The documentation (September 9, 2013) mentions its speed as the major advantage to use it over normal arrays.

This disturbs me a little, because this cannot be the reason to choose SplFixedArray over a normal array. As the PHP community has shown its speed benefit is about factor 2. I'd be very happy with that increase in wage but factor 2 is not a big bother in software optimization if you ask me.

Of course, when my script has to deal with a million array entries SplFixedArray will save me a measurable amount of time: say 3 over 6 seconds. But that's both too long in terms of Web requests anyway. SplFixedArray is not going to help me here, I'd better start thinking over the architecture of my application.

Not to mention the drawbacks of using SplFixedArray. SplFixedArray implements the SPL array interfaces but it's still not an PHP array.
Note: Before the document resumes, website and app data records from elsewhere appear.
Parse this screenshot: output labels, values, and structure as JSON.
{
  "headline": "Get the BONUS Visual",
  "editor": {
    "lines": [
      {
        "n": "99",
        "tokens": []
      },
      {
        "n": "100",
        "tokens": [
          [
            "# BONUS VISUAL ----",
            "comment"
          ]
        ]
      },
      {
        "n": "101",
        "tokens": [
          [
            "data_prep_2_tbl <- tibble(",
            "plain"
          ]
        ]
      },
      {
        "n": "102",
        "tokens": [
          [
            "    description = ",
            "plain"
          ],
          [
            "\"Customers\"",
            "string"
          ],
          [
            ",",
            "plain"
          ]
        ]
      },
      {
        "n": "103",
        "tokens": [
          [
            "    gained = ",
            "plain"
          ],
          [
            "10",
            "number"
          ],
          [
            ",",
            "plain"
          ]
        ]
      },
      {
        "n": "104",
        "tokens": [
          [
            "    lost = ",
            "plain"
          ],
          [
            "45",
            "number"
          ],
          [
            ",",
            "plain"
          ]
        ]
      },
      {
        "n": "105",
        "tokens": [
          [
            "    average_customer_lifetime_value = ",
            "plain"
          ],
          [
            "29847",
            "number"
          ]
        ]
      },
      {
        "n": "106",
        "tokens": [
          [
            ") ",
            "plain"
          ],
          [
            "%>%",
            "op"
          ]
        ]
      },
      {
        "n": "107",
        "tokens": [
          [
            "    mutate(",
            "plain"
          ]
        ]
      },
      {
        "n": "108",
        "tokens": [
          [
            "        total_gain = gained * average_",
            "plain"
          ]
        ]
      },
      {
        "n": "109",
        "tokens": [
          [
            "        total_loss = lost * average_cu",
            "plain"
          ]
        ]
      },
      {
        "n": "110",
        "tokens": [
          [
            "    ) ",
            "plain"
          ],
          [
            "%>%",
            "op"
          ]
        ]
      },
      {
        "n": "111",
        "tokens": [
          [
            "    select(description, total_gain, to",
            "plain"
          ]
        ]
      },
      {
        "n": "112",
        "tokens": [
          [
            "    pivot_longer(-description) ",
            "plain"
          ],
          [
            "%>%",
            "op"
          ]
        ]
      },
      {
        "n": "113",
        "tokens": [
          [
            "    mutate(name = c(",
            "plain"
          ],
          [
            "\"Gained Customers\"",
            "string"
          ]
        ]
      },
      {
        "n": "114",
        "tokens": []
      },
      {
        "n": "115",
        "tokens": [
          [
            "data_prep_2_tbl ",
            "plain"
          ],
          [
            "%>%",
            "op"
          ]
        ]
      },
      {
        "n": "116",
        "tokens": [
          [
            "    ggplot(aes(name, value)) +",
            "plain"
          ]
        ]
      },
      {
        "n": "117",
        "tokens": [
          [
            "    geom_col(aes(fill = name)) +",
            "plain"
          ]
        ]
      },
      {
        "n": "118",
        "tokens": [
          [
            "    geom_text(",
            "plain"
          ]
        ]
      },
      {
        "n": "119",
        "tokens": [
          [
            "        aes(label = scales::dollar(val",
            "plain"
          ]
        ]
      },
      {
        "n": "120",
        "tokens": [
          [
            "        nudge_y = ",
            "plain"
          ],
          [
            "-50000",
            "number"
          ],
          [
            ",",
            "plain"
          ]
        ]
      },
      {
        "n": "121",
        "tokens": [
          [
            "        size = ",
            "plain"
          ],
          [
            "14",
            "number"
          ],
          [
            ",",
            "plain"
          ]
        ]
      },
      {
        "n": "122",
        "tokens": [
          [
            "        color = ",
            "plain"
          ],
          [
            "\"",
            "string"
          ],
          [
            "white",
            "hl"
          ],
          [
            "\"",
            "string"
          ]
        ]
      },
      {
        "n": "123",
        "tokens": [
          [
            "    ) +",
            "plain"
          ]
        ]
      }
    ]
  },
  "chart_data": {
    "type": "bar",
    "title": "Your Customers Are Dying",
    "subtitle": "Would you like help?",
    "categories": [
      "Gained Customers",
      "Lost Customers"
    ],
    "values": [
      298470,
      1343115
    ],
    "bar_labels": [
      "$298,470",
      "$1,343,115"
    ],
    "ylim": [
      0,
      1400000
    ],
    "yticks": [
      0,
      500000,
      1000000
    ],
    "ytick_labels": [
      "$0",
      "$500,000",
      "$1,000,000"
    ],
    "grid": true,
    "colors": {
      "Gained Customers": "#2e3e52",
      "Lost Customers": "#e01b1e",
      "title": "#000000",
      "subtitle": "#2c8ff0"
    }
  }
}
Therefore it cannot be used in native PHP array functions. If you want to sort an SplFixedArray you can't use sort() to sort it but you're in for college lab class on sorting algorithms. And believe me: what you are going to come up with is not going to be faster than PHP's native sort(). So there goes the speed advantage.

But are there any reasons to use SplFixedArray?

Actually this would be a better exam question, and the answer is yes. The main advantage is that SplFixedArray is a type. This means that you can use it as a base class to derive your own classes from it and that you can use it as a type hint in function arguments(*) for example.

And because the official documentation of SplFixedArray is rather short I will not elaborate any further on this too. Let's just say it this way: SplFixedArray is for the likes of us, array is for the script kiddies.

(*) array can be used for type hinting too to but a PHP array is so generic that in hardly qualifies as a (strong) type.